● ACTION ITEM
Each entry is to be retyped exactly as it appears. Leave the images out.

● EXERCISE MATERIALS
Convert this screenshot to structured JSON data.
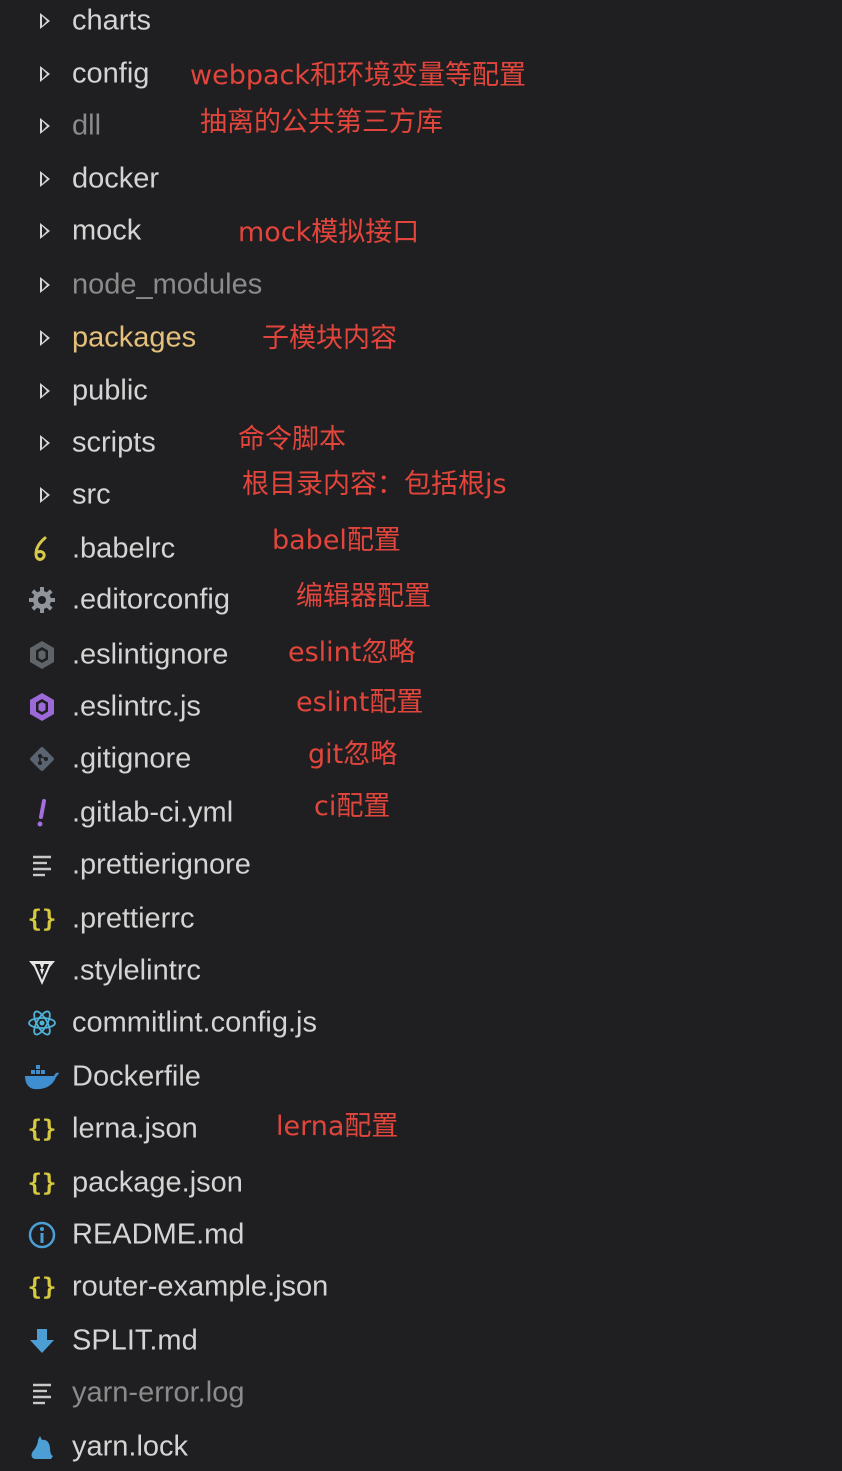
{
  "colors": {
    "background": "#1f1f21",
    "text": "#d4d4d4",
    "dim_text": "#8b8b8b",
    "highlight_text": "#e5c07b",
    "annotation": "#e2453c"
  },
  "folders": [
    {
      "name": "charts",
      "style": "normal",
      "note": ""
    },
    {
      "name": "config",
      "style": "normal",
      "note": "webpack和环境变量等配置"
    },
    {
      "name": "dll",
      "style": "dim",
      "note": "抽离的公共第三方库"
    },
    {
      "name": "docker",
      "style": "normal",
      "note": ""
    },
    {
      "name": "mock",
      "style": "normal",
      "note": "mock模拟接口"
    },
    {
      "name": "node_modules",
      "style": "dim",
      "note": ""
    },
    {
      "name": "packages",
      "style": "yellow",
      "note": "子模块内容"
    },
    {
      "name": "public",
      "style": "normal",
      "note": ""
    },
    {
      "name": "scripts",
      "style": "normal",
      "note": "命令脚本"
    },
    {
      "name": "src",
      "style": "normal",
      "note": "根目录内容：包括根js"
    }
  ],
  "files": [
    {
      "name": ".babelrc",
      "icon": "babel-icon",
      "style": "normal",
      "note": "babel配置"
    },
    {
      "name": ".editorconfig",
      "icon": "gear-icon",
      "style": "normal",
      "note": "编辑器配置"
    },
    {
      "name": ".eslintignore",
      "icon": "eslint-gray-icon",
      "style": "normal",
      "note": "eslint忽略"
    },
    {
      "name": ".eslintrc.js",
      "icon": "eslint-purple-icon",
      "style": "normal",
      "note": "eslint配置"
    },
    {
      "name": ".gitignore",
      "icon": "git-icon",
      "style": "normal",
      "note": "git忽略"
    },
    {
      "name": ".gitlab-ci.yml",
      "icon": "yaml-exclamation-icon",
      "style": "normal",
      "note": "ci配置"
    },
    {
      "name": ".prettierignore",
      "icon": "lines-icon",
      "style": "normal",
      "note": ""
    },
    {
      "name": ".prettierrc",
      "icon": "json-braces-icon",
      "style": "normal",
      "note": ""
    },
    {
      "name": ".stylelintrc",
      "icon": "stylelint-icon",
      "style": "normal",
      "note": ""
    },
    {
      "name": "commitlint.config.js",
      "icon": "atom-icon",
      "style": "normal",
      "note": ""
    },
    {
      "name": "Dockerfile",
      "icon": "docker-whale-icon",
      "style": "normal",
      "note": ""
    },
    {
      "name": "lerna.json",
      "icon": "json-braces-icon",
      "style": "normal",
      "note": "lerna配置"
    },
    {
      "name": "package.json",
      "icon": "json-braces-icon",
      "style": "normal",
      "note": ""
    },
    {
      "name": "README.md",
      "icon": "info-icon",
      "style": "normal",
      "note": ""
    },
    {
      "name": "router-example.json",
      "icon": "json-braces-icon",
      "style": "normal",
      "note": ""
    },
    {
      "name": "SPLIT.md",
      "icon": "markdown-arrow-icon",
      "style": "normal",
      "note": ""
    },
    {
      "name": "yarn-error.log",
      "icon": "lines-icon",
      "style": "dim",
      "note": ""
    },
    {
      "name": "yarn.lock",
      "icon": "yarn-cat-icon",
      "style": "normal",
      "note": ""
    }
  ]
}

● EXERCISE OUTPUT
Convert this screenshot to structured JSON data.
{
  "colors": {
    "background": "#1f1f21",
    "text": "#d4d4d4",
    "dim_text": "#8b8b8b",
    "highlight_text": "#e5c07b",
    "annotation": "#e2453c"
  },
  "folders": [
    {
      "name": "charts",
      "style": "normal",
      "note": ""
    },
    {
      "name": "config",
      "style": "normal",
      "note": "webpack和环境变量等配置"
    },
    {
      "name": "dll",
      "style": "dim",
      "note": "抽离的公共第三方库"
    },
    {
      "name": "docker",
      "style": "normal",
      "note": ""
    },
    {
      "name": "mock",
      "style": "normal",
      "note": "mock模拟接口"
    },
    {
      "name": "node_modules",
      "style": "dim",
      "note": ""
    },
    {
      "name": "packages",
      "style": "yellow",
      "note": "子模块内容"
    },
    {
      "name": "public",
      "style": "normal",
      "note": ""
    },
    {
      "name": "scripts",
      "style": "normal",
      "note": "命令脚本"
    },
    {
      "name": "src",
      "style": "normal",
      "note": "根目录内容：包括根js"
    }
  ],
  "files": [
    {
      "name": ".babelrc",
      "icon": "babel-icon",
      "style": "normal",
      "note": "babel配置"
    },
    {
      "name": ".editorconfig",
      "icon": "gear-icon",
      "style": "normal",
      "note": "编辑器配置"
    },
    {
      "name": ".eslintignore",
      "icon": "eslint-gray-icon",
      "style": "normal",
      "note": "eslint忽略"
    },
    {
      "name": ".eslintrc.js",
      "icon": "eslint-purple-icon",
      "style": "normal",
      "note": "eslint配置"
    },
    {
      "name": ".gitignore",
      "icon": "git-icon",
      "style": "normal",
      "note": "git忽略"
    },
    {
      "name": ".gitlab-ci.yml",
      "icon": "yaml-exclamation-icon",
      "style": "normal",
      "note": "ci配置"
    },
    {
      "name": ".prettierignore",
      "icon": "lines-icon",
      "style": "normal",
      "note": ""
    },
    {
      "name": ".prettierrc",
      "icon": "json-braces-icon",
      "style": "normal",
      "note": ""
    },
    {
      "name": ".stylelintrc",
      "icon": "stylelint-icon",
      "style": "normal",
      "note": ""
    },
    {
      "name": "commitlint.config.js",
      "icon": "atom-icon",
      "style": "normal",
      "note": ""
    },
    {
      "name": "Dockerfile",
      "icon": "docker-whale-icon",
      "style": "normal",
      "note": ""
    },
    {
      "name": "lerna.json",
      "icon": "json-braces-icon",
      "style": "normal",
      "note": "lerna配置"
    },
    {
      "name": "package.json",
      "icon": "json-braces-icon",
      "style": "normal",
      "note": ""
    },
    {
      "name": "README.md",
      "icon": "info-icon",
      "style": "normal",
      "note": ""
    },
    {
      "name": "router-example.json",
      "icon": "json-braces-icon",
      "style": "normal",
      "note": ""
    },
    {
      "name": "SPLIT.md",
      "icon": "markdown-arrow-icon",
      "style": "normal",
      "note": ""
    },
    {
      "name": "yarn-error.log",
      "icon": "lines-icon",
      "style": "dim",
      "note": ""
    },
    {
      "name": "yarn.lock",
      "icon": "yarn-cat-icon",
      "style": "normal",
      "note": ""
    }
  ]
}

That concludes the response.